* _GIVEN DATA_:

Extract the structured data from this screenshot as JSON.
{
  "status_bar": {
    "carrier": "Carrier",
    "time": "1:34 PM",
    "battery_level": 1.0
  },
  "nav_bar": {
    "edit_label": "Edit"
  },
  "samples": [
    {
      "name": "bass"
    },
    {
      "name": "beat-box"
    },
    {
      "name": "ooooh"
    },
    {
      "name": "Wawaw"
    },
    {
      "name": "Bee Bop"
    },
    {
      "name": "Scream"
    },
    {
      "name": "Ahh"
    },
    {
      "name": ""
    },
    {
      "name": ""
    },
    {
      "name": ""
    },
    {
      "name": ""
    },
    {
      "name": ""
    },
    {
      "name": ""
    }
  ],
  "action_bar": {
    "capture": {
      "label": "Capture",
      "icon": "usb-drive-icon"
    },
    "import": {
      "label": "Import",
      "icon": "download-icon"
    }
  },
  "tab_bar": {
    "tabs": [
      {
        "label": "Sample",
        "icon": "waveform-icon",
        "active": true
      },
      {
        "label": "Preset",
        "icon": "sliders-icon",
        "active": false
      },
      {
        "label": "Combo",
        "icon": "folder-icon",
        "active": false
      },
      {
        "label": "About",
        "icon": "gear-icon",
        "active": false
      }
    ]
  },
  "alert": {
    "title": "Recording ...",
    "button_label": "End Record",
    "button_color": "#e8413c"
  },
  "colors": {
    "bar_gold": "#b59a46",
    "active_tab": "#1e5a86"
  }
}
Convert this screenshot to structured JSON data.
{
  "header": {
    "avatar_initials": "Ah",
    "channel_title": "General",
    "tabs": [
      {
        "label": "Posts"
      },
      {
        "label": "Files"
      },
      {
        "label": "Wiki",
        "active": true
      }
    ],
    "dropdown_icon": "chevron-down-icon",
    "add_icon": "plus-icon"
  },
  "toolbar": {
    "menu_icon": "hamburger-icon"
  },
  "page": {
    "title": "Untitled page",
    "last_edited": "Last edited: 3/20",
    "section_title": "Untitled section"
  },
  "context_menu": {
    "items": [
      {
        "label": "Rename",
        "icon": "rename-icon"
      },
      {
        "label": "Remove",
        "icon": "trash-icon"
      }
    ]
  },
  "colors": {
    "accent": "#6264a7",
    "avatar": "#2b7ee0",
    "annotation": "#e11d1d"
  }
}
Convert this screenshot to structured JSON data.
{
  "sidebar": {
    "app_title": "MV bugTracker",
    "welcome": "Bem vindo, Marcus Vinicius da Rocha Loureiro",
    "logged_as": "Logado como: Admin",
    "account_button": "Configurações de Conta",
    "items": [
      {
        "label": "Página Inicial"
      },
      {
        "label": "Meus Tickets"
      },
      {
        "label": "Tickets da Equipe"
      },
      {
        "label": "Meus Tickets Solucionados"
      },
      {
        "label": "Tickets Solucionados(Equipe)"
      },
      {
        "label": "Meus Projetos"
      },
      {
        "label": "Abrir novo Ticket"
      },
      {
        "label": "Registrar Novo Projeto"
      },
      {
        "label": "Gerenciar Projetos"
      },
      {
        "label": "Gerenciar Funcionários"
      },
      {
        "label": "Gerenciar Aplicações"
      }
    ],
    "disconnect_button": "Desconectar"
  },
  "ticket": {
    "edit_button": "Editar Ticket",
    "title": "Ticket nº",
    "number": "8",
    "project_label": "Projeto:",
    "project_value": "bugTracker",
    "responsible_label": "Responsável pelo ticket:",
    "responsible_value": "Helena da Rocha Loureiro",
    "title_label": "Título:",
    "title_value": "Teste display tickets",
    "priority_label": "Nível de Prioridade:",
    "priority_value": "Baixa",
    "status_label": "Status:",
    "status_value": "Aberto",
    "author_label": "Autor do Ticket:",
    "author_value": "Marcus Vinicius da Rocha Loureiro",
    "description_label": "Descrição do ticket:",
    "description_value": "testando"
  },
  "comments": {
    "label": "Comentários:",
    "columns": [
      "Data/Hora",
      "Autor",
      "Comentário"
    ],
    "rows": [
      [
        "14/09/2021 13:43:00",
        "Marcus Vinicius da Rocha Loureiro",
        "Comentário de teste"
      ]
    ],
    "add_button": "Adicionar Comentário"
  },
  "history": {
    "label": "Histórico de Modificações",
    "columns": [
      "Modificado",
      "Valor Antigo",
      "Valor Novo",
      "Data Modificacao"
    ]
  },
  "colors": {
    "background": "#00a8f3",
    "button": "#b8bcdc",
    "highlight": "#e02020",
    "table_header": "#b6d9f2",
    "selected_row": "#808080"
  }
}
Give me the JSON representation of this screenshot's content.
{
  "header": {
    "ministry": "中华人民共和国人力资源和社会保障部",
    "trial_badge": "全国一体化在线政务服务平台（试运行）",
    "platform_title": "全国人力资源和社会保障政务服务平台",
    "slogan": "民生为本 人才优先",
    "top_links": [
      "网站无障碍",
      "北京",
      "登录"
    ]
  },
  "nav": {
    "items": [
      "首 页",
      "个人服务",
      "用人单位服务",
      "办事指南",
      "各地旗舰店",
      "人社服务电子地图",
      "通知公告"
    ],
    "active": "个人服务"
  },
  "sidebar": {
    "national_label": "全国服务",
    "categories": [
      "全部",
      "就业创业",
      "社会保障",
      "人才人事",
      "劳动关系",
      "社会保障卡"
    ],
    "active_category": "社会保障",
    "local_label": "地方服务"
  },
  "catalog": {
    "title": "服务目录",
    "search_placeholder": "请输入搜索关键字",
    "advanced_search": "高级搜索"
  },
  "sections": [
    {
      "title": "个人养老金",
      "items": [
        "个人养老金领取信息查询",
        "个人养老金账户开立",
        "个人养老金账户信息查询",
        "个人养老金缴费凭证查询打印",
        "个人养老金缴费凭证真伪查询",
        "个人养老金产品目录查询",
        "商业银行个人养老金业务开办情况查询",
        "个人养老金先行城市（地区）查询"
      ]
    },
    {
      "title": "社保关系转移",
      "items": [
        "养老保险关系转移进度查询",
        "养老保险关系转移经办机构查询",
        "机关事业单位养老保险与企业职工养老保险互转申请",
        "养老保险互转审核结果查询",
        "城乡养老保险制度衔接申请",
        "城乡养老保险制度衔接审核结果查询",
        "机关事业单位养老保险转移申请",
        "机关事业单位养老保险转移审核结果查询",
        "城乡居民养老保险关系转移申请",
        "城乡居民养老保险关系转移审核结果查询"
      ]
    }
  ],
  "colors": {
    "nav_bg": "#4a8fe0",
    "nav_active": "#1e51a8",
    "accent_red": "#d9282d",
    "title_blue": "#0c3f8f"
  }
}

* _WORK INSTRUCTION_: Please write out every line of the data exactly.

* _RESPONSE TO THE EXERCISE_:
Extract the structured data from this screenshot as JSON.
{
  "status_bar": {
    "carrier": "Carrier",
    "time": "1:34 PM",
    "battery_level": 1.0
  },
  "nav_bar": {
    "edit_label": "Edit"
  },
  "samples": [
    {
      "name": "bass"
    },
    {
      "name": "beat-box"
    },
    {
      "name": "ooooh"
    },
    {
      "name": "Wawaw"
    },
    {
      "name": "Bee Bop"
    },
    {
      "name": "Scream"
    },
    {
      "name": "Ahh"
    },
    {
      "name": ""
    },
    {
      "name": ""
    },
    {
      "name": ""
    },
    {
      "name": ""
    },
    {
      "name": ""
    },
    {
      "name": ""
    }
  ],
  "action_bar": {
    "capture": {
      "label": "Capture",
      "icon": "usb-drive-icon"
    },
    "import": {
      "label": "Import",
      "icon": "download-icon"
    }
  },
  "tab_bar": {
    "tabs": [
      {
        "label": "Sample",
        "icon": "waveform-icon",
        "active": true
      },
      {
        "label": "Preset",
        "icon": "sliders-icon",
        "active": false
      },
      {
        "label": "Combo",
        "icon": "folder-icon",
        "active": false
      },
      {
        "label": "About",
        "icon": "gear-icon",
        "active": false
      }
    ]
  },
  "alert": {
    "title": "Recording ...",
    "button_label": "End Record",
    "button_color": "#e8413c"
  },
  "colors": {
    "bar_gold": "#b59a46",
    "active_tab": "#1e5a86"
  }
}
Convert this screenshot to structured JSON data.
{
  "header": {
    "avatar_initials": "Ah",
    "channel_title": "General",
    "tabs": [
      {
        "label": "Posts"
      },
      {
        "label": "Files"
      },
      {
        "label": "Wiki",
        "active": true
      }
    ],
    "dropdown_icon": "chevron-down-icon",
    "add_icon": "plus-icon"
  },
  "toolbar": {
    "menu_icon": "hamburger-icon"
  },
  "page": {
    "title": "Untitled page",
    "last_edited": "Last edited: 3/20",
    "section_title": "Untitled section"
  },
  "context_menu": {
    "items": [
      {
        "label": "Rename",
        "icon": "rename-icon"
      },
      {
        "label": "Remove",
        "icon": "trash-icon"
      }
    ]
  },
  "colors": {
    "accent": "#6264a7",
    "avatar": "#2b7ee0",
    "annotation": "#e11d1d"
  }
}
Convert this screenshot to structured JSON data.
{
  "sidebar": {
    "app_title": "MV bugTracker",
    "welcome": "Bem vindo, Marcus Vinicius da Rocha Loureiro",
    "logged_as": "Logado como: Admin",
    "account_button": "Configurações de Conta",
    "items": [
      {
        "label": "Página Inicial"
      },
      {
        "label": "Meus Tickets"
      },
      {
        "label": "Tickets da Equipe"
      },
      {
        "label": "Meus Tickets Solucionados"
      },
      {
        "label": "Tickets Solucionados(Equipe)"
      },
      {
        "label": "Meus Projetos"
      },
      {
        "label": "Abrir novo Ticket"
      },
      {
        "label": "Registrar Novo Projeto"
      },
      {
        "label": "Gerenciar Projetos"
      },
      {
        "label": "Gerenciar Funcionários"
      },
      {
        "label": "Gerenciar Aplicações"
      }
    ],
    "disconnect_button": "Desconectar"
  },
  "ticket": {
    "edit_button": "Editar Ticket",
    "title": "Ticket nº",
    "number": "8",
    "project_label": "Projeto:",
    "project_value": "bugTracker",
    "responsible_label": "Responsável pelo ticket:",
    "responsible_value": "Helena da Rocha Loureiro",
    "title_label": "Título:",
    "title_value": "Teste display tickets",
    "priority_label": "Nível de Prioridade:",
    "priority_value": "Baixa",
    "status_label": "Status:",
    "status_value": "Aberto",
    "author_label": "Autor do Ticket:",
    "author_value": "Marcus Vinicius da Rocha Loureiro",
    "description_label": "Descrição do ticket:",
    "description_value": "testando"
  },
  "comments": {
    "label": "Comentários:",
    "columns": [
      "Data/Hora",
      "Autor",
      "Comentário"
    ],
    "rows": [
      [
        "14/09/2021 13:43:00",
        "Marcus Vinicius da Rocha Loureiro",
        "Comentário de teste"
      ]
    ],
    "add_button": "Adicionar Comentário"
  },
  "history": {
    "label": "Histórico de Modificações",
    "columns": [
      "Modificado",
      "Valor Antigo",
      "Valor Novo",
      "Data Modificacao"
    ]
  },
  "colors": {
    "background": "#00a8f3",
    "button": "#b8bcdc",
    "highlight": "#e02020",
    "table_header": "#b6d9f2",
    "selected_row": "#808080"
  }
}
Give me the JSON representation of this screenshot's content.
{
  "header": {
    "ministry": "中华人民共和国人力资源和社会保障部",
    "trial_badge": "全国一体化在线政务服务平台（试运行）",
    "platform_title": "全国人力资源和社会保障政务服务平台",
    "slogan": "民生为本 人才优先",
    "top_links": [
      "网站无障碍",
      "北京",
      "登录"
    ]
  },
  "nav": {
    "items": [
      "首 页",
      "个人服务",
      "用人单位服务",
      "办事指南",
      "各地旗舰店",
      "人社服务电子地图",
      "通知公告"
    ],
    "active": "个人服务"
  },
  "sidebar": {
    "national_label": "全国服务",
    "categories": [
      "全部",
      "就业创业",
      "社会保障",
      "人才人事",
      "劳动关系",
      "社会保障卡"
    ],
    "active_category": "社会保障",
    "local_label": "地方服务"
  },
  "catalog": {
    "title": "服务目录",
    "search_placeholder": "请输入搜索关键字",
    "advanced_search": "高级搜索"
  },
  "sections": [
    {
      "title": "个人养老金",
      "items": [
        "个人养老金领取信息查询",
        "个人养老金账户开立",
        "个人养老金账户信息查询",
        "个人养老金缴费凭证查询打印",
        "个人养老金缴费凭证真伪查询",
        "个人养老金产品目录查询",
        "商业银行个人养老金业务开办情况查询",
        "个人养老金先行城市（地区）查询"
      ]
    },
    {
      "title": "社保关系转移",
      "items": [
        "养老保险关系转移进度查询",
        "养老保险关系转移经办机构查询",
        "机关事业单位养老保险与企业职工养老保险互转申请",
        "养老保险互转审核结果查询",
        "城乡养老保险制度衔接申请",
        "城乡养老保险制度衔接审核结果查询",
        "机关事业单位养老保险转移申请",
        "机关事业单位养老保险转移审核结果查询",
        "城乡居民养老保险关系转移申请",
        "城乡居民养老保险关系转移审核结果查询"
      ]
    }
  ],
  "colors": {
    "nav_bg": "#4a8fe0",
    "nav_active": "#1e51a8",
    "accent_red": "#d9282d",
    "title_blue": "#0c3f8f"
  }
}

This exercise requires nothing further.